> **Instructions for the task**
Go through the data below and return each line where the string "work" appears.

[Dataset rows for apps and sites]
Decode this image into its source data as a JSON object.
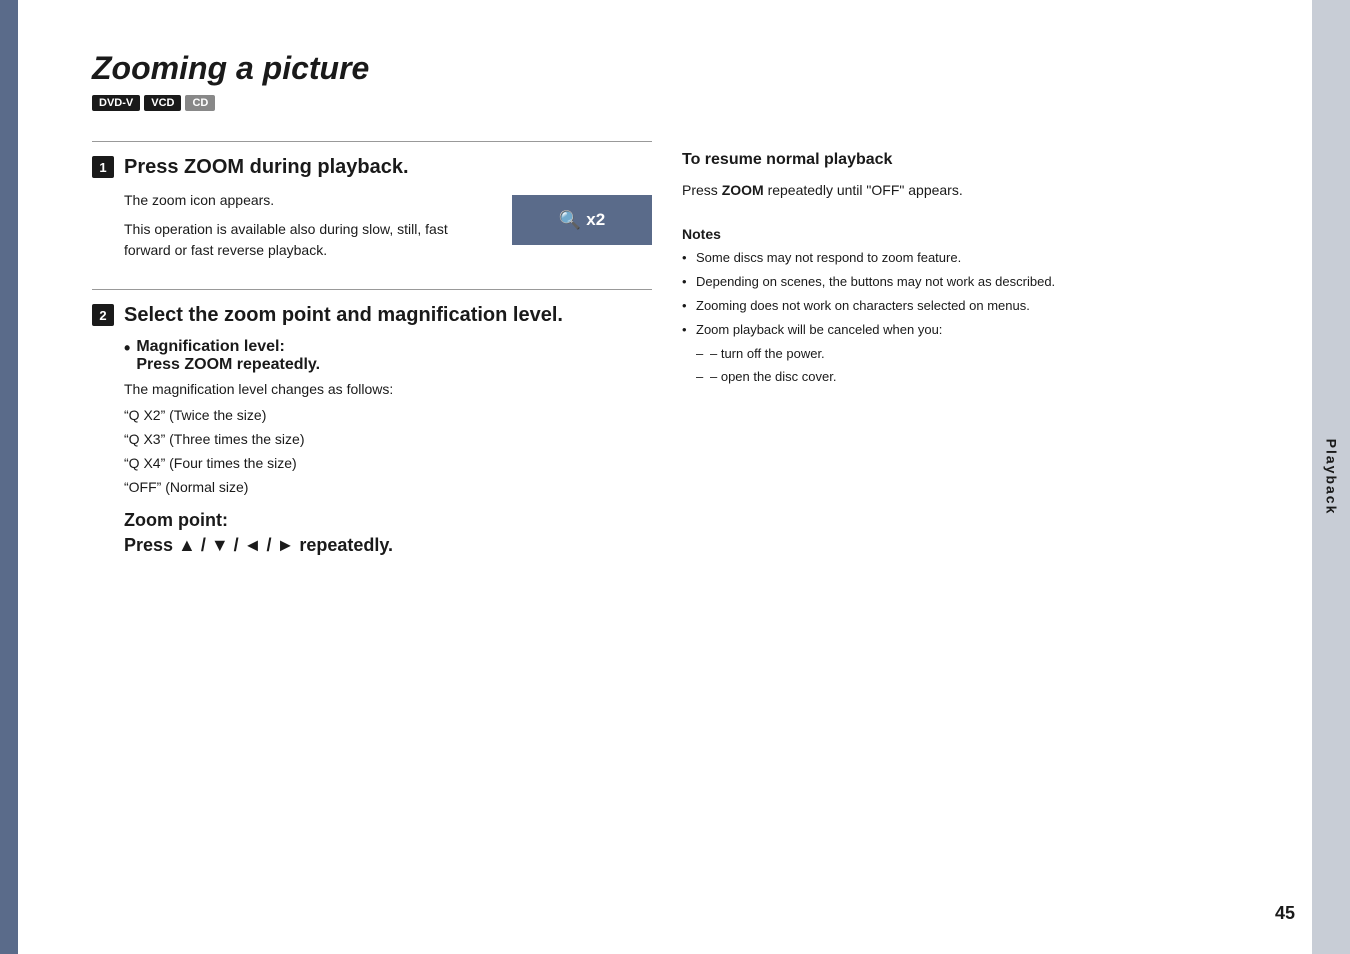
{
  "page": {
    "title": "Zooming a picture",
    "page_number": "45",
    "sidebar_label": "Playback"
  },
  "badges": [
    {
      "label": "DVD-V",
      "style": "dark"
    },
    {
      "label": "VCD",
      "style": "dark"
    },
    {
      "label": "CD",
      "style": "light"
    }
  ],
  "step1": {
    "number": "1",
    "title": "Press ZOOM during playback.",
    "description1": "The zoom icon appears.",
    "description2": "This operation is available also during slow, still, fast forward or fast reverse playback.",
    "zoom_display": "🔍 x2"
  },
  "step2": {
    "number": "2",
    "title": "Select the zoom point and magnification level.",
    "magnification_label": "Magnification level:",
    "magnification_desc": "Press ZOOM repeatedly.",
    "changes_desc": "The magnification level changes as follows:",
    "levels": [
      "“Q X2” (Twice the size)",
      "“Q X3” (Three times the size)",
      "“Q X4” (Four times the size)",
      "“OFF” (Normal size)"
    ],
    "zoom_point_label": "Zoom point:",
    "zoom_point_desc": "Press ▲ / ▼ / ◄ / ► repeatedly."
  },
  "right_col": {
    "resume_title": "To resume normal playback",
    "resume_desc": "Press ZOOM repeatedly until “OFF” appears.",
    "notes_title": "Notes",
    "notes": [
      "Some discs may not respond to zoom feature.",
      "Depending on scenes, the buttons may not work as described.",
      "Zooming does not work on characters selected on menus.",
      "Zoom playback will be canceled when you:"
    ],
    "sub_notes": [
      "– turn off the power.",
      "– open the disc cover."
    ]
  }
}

> **Exercise solution**
      "Depending on scenes, the buttons may not work as described.",
      "Zooming does not work on characters selected on menus.",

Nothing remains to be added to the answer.